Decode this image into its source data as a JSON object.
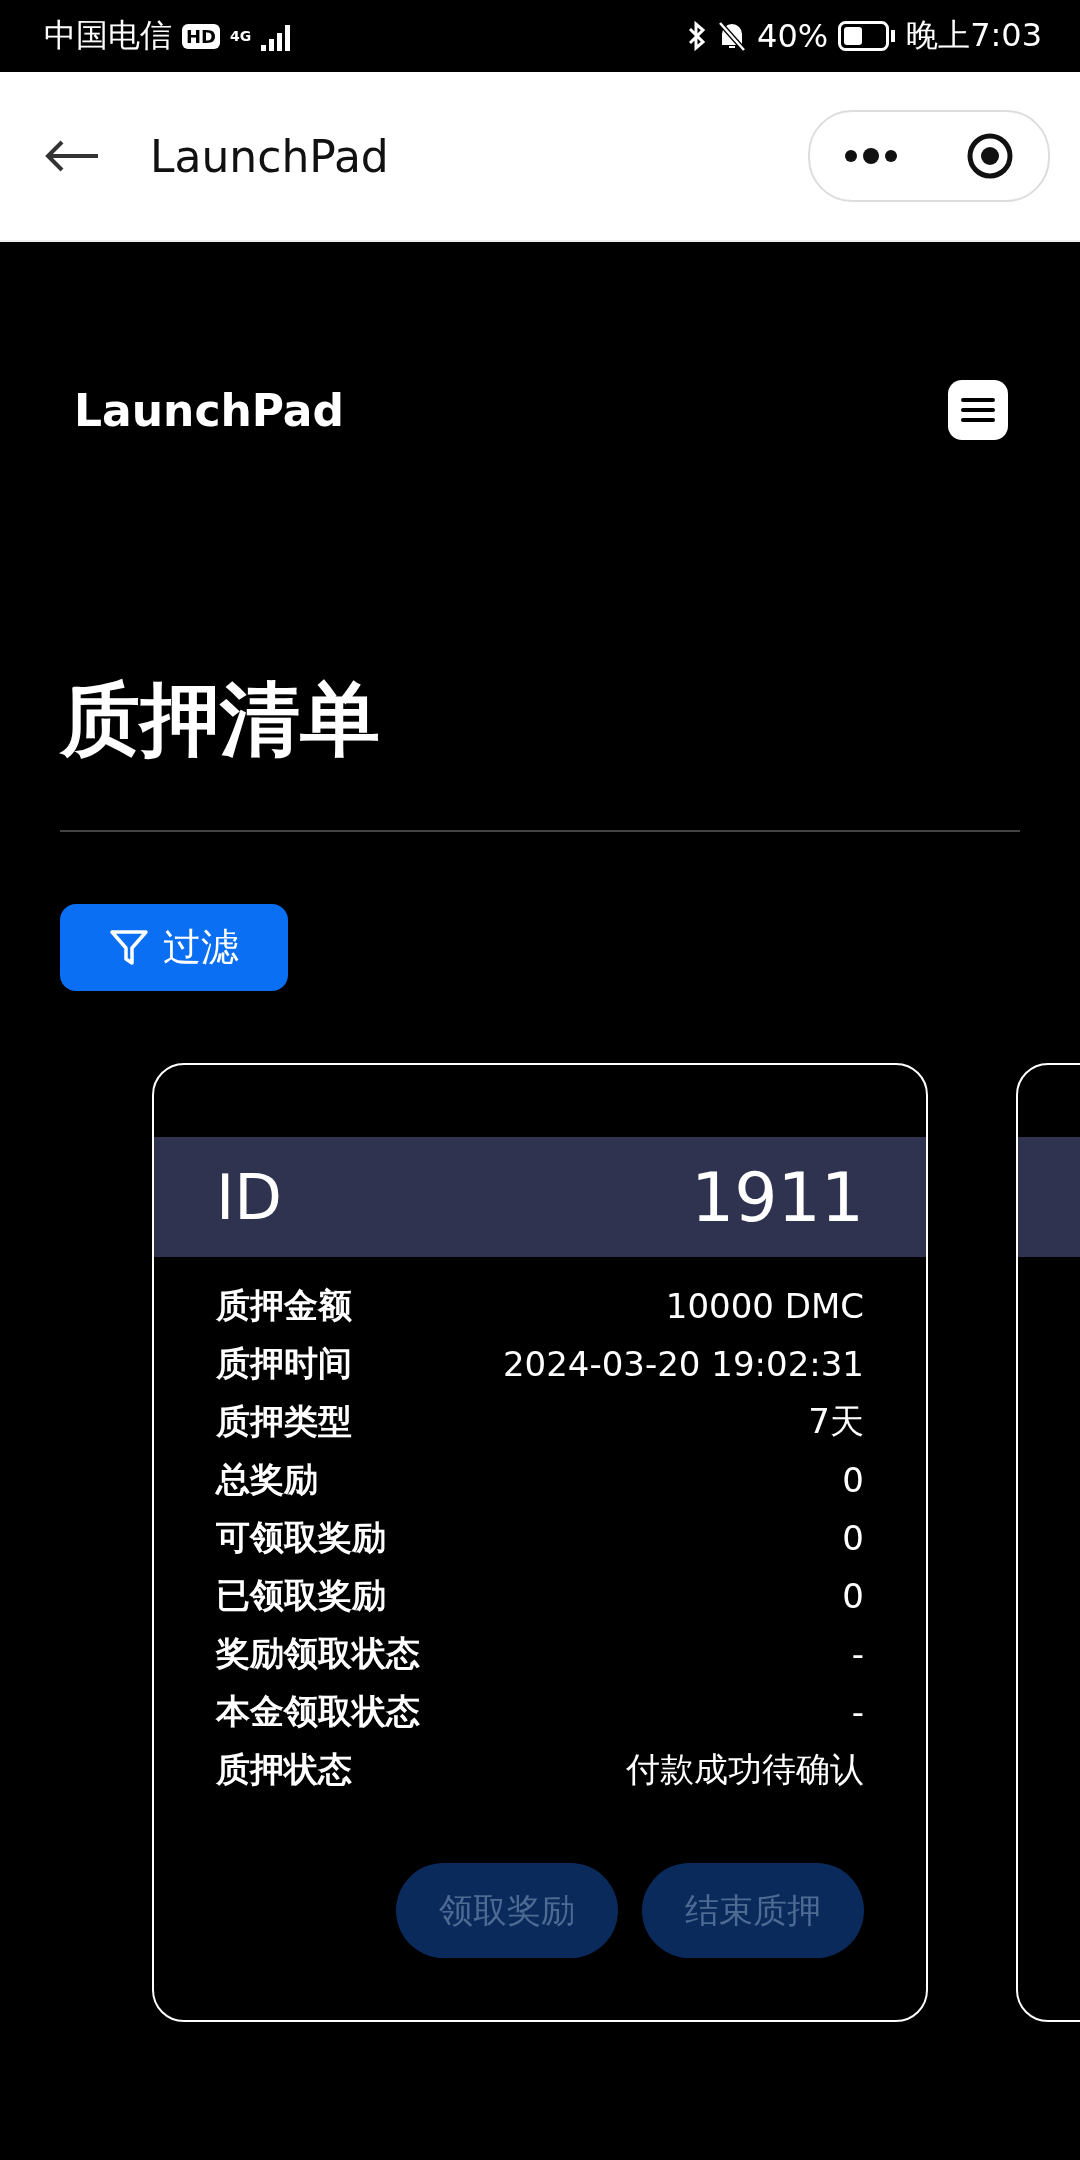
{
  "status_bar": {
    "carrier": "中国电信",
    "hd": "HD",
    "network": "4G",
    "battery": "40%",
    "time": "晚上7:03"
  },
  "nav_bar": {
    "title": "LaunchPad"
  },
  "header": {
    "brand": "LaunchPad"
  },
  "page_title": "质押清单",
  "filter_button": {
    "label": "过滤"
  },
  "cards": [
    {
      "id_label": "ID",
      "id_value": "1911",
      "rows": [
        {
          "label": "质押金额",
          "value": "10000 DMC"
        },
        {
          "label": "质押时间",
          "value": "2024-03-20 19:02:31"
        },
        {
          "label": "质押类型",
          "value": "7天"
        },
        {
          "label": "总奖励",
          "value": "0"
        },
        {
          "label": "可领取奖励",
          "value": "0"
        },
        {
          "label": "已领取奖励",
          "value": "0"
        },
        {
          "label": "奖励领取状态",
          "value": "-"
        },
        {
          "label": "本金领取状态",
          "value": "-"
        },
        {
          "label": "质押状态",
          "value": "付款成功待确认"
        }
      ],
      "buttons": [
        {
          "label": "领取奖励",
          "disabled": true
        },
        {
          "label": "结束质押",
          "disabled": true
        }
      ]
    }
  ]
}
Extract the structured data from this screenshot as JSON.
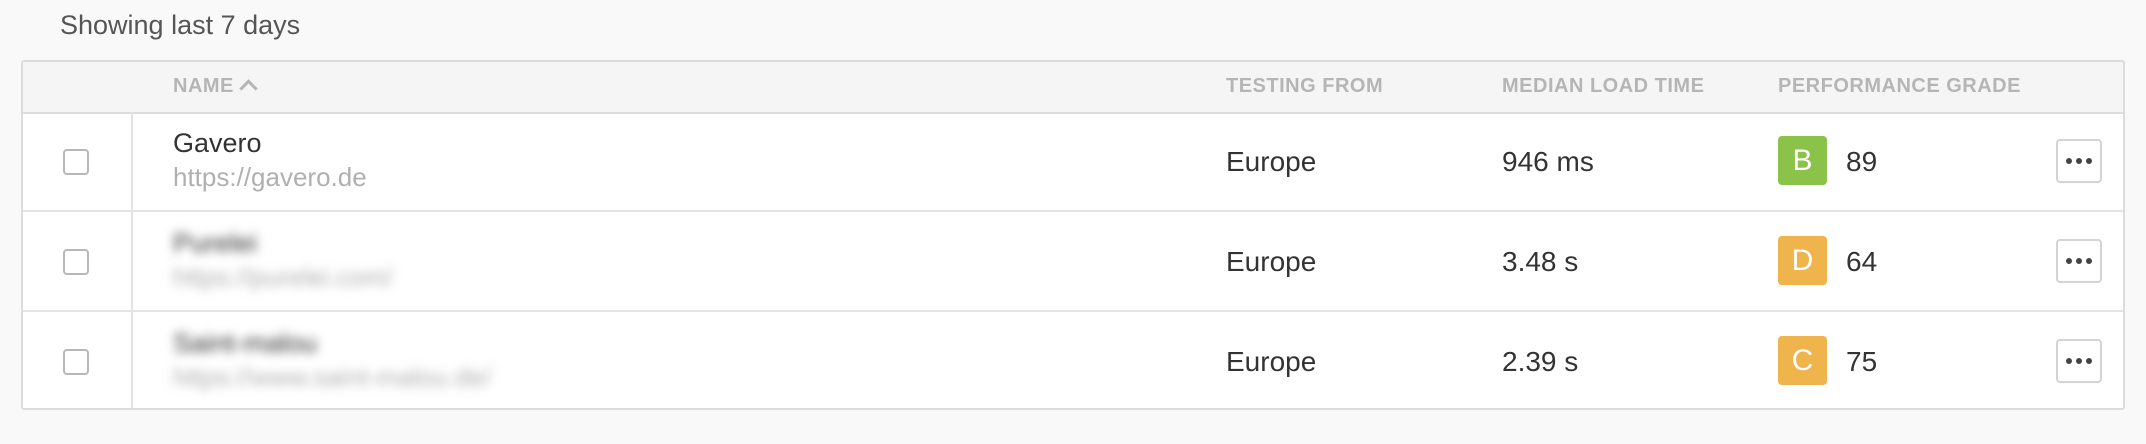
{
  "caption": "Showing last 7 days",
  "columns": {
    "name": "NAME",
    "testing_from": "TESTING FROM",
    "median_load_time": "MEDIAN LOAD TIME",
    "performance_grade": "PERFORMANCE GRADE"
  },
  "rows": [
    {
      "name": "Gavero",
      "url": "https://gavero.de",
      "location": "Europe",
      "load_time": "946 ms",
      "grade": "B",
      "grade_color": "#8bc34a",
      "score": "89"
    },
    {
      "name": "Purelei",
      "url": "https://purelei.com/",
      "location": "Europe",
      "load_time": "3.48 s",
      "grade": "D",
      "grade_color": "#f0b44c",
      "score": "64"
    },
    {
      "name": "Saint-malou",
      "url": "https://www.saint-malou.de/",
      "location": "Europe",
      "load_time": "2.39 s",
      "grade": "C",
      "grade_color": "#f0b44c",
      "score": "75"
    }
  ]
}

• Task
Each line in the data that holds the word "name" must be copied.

• Task solution
    "name": "NAME",
      "name": "Gavero",
      "name": "Purelei",
      "name": "Saint-malou",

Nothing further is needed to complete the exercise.